[Collected data]
• • • • • • •
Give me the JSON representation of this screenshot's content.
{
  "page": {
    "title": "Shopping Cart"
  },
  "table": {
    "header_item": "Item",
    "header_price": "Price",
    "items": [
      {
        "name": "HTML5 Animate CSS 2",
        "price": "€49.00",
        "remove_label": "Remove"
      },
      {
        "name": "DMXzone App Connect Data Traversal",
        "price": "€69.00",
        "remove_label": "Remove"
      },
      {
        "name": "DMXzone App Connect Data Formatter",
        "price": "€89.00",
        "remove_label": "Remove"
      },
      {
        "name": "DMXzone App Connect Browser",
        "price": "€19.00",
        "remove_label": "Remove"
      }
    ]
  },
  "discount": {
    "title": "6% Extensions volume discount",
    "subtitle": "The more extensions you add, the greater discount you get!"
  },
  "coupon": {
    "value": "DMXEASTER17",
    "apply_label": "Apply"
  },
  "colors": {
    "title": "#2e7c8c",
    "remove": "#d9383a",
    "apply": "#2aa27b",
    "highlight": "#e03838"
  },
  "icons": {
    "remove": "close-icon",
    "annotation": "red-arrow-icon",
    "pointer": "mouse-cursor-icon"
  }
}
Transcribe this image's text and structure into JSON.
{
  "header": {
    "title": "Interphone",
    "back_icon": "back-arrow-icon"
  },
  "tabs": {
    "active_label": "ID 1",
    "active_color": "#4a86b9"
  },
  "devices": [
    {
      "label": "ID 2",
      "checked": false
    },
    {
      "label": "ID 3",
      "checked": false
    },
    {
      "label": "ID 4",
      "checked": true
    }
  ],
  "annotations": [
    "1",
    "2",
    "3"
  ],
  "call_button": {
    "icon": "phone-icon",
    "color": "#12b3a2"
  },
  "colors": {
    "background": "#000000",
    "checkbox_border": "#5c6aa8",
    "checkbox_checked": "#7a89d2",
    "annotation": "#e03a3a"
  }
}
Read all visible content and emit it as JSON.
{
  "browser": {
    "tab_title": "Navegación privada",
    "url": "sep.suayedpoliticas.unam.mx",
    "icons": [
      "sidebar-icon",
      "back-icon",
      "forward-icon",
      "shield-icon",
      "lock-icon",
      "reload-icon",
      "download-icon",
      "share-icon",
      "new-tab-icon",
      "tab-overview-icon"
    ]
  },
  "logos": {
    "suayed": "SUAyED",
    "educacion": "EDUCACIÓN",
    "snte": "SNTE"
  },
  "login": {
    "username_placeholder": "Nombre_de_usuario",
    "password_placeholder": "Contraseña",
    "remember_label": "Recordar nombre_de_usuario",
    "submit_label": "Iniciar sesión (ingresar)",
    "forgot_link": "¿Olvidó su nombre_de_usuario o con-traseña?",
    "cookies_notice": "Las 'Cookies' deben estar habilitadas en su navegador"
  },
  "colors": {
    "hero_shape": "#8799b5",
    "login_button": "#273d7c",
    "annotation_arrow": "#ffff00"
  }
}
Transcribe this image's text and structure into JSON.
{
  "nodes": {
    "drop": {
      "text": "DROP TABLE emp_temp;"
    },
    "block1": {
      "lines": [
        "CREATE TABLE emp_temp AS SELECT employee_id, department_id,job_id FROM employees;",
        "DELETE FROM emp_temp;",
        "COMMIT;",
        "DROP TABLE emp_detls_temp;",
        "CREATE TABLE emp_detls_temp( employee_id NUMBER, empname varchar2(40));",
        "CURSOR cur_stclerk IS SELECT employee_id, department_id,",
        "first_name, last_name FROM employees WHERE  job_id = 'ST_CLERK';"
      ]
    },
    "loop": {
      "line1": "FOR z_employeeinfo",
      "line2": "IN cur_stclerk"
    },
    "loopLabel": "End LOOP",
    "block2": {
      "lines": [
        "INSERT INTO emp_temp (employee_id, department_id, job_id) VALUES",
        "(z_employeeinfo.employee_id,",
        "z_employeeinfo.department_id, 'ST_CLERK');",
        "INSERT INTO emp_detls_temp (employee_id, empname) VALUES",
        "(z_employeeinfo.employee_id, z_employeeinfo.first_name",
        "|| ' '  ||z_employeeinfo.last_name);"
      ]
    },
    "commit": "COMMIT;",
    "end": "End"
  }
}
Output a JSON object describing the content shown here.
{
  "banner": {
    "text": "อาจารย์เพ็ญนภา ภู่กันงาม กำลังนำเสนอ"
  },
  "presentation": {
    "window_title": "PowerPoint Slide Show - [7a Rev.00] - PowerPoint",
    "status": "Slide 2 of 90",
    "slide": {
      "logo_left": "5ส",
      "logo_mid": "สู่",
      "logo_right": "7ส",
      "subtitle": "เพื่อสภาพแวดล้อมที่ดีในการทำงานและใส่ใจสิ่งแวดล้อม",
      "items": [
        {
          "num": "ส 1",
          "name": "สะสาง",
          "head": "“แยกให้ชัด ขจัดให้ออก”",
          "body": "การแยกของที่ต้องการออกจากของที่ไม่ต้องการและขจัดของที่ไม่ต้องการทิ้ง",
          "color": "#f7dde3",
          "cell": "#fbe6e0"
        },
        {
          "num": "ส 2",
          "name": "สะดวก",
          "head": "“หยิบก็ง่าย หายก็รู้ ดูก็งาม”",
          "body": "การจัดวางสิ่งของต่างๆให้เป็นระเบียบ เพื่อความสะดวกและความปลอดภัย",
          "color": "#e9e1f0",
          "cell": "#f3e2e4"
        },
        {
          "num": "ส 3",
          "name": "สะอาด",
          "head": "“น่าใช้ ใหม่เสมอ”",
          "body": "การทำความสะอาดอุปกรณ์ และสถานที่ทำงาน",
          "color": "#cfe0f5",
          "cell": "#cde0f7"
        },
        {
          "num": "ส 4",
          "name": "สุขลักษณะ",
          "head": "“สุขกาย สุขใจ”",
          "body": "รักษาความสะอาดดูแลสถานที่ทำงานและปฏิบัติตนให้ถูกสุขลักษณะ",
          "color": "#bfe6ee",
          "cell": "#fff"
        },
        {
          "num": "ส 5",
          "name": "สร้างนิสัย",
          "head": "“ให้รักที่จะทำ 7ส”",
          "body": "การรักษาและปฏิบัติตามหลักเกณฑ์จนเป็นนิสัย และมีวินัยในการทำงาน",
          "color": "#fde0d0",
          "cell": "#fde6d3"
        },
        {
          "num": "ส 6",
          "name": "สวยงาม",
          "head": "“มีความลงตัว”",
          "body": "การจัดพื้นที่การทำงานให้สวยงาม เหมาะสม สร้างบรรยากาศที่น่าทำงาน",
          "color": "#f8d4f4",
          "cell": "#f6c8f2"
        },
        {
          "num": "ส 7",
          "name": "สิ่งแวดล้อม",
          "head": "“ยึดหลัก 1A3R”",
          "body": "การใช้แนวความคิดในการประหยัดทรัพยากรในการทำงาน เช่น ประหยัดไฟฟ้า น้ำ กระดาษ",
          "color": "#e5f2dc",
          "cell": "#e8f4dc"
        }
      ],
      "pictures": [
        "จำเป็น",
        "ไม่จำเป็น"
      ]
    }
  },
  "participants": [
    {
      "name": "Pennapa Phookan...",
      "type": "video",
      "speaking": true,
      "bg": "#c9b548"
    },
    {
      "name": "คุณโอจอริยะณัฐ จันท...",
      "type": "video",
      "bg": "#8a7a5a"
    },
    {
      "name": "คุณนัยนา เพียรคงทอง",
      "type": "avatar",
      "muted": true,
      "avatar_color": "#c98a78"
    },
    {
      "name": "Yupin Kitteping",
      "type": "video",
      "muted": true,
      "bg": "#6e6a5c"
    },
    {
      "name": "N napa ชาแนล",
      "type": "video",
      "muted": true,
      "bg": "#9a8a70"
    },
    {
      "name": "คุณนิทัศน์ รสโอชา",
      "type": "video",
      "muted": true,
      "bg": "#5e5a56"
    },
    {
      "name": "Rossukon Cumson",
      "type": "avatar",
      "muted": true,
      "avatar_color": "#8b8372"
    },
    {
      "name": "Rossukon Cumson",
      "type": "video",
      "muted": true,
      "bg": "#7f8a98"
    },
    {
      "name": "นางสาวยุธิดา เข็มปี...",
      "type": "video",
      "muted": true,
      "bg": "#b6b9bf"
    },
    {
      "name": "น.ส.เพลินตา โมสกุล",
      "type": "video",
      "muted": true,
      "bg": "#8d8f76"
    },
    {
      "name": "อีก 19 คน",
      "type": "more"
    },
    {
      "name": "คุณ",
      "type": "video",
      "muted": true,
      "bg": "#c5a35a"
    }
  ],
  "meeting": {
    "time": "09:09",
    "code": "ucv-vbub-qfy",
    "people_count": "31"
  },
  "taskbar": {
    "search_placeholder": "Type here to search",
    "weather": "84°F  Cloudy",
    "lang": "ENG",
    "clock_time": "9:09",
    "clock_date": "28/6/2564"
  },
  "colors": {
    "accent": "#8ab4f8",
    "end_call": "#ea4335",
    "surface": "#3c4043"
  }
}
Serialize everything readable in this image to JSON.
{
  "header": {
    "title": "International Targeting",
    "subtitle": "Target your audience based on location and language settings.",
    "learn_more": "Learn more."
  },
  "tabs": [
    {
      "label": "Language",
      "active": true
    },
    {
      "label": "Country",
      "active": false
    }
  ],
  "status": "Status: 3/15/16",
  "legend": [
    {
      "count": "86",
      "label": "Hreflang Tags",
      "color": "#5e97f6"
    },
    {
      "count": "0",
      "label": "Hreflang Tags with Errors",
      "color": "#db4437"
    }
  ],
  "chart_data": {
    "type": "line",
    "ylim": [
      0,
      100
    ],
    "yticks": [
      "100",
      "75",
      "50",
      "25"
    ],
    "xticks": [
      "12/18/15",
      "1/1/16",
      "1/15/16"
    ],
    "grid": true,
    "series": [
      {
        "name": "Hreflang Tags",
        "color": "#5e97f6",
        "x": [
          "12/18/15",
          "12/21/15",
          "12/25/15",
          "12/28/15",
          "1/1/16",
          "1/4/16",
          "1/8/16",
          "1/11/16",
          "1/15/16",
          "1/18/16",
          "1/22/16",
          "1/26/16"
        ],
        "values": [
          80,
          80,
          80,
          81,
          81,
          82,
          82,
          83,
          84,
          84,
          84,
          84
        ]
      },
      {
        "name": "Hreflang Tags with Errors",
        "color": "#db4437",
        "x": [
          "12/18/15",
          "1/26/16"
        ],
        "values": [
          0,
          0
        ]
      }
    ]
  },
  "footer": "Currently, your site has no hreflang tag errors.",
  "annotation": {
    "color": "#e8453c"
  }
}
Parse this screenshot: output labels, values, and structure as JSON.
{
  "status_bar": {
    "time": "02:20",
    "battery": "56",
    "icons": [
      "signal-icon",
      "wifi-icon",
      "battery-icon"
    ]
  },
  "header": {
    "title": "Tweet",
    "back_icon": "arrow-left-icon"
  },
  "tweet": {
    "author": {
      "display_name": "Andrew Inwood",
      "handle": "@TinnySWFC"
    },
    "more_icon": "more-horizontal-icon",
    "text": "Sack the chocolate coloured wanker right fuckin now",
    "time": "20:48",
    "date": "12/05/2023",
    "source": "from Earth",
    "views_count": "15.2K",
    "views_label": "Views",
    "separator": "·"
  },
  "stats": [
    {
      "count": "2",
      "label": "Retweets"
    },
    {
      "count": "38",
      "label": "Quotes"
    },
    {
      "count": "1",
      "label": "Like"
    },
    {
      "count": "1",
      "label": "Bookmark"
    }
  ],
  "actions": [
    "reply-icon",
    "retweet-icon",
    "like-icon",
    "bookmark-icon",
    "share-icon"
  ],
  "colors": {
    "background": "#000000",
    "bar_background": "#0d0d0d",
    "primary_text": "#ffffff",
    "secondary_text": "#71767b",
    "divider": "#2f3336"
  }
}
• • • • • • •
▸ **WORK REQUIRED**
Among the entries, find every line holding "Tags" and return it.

▸ **SOLUTION BELOW**
      "label": "Hreflang Tags",
      "label": "Hreflang Tags with Errors",
        "name": "Hreflang Tags",
        "name": "Hreflang Tags with Errors",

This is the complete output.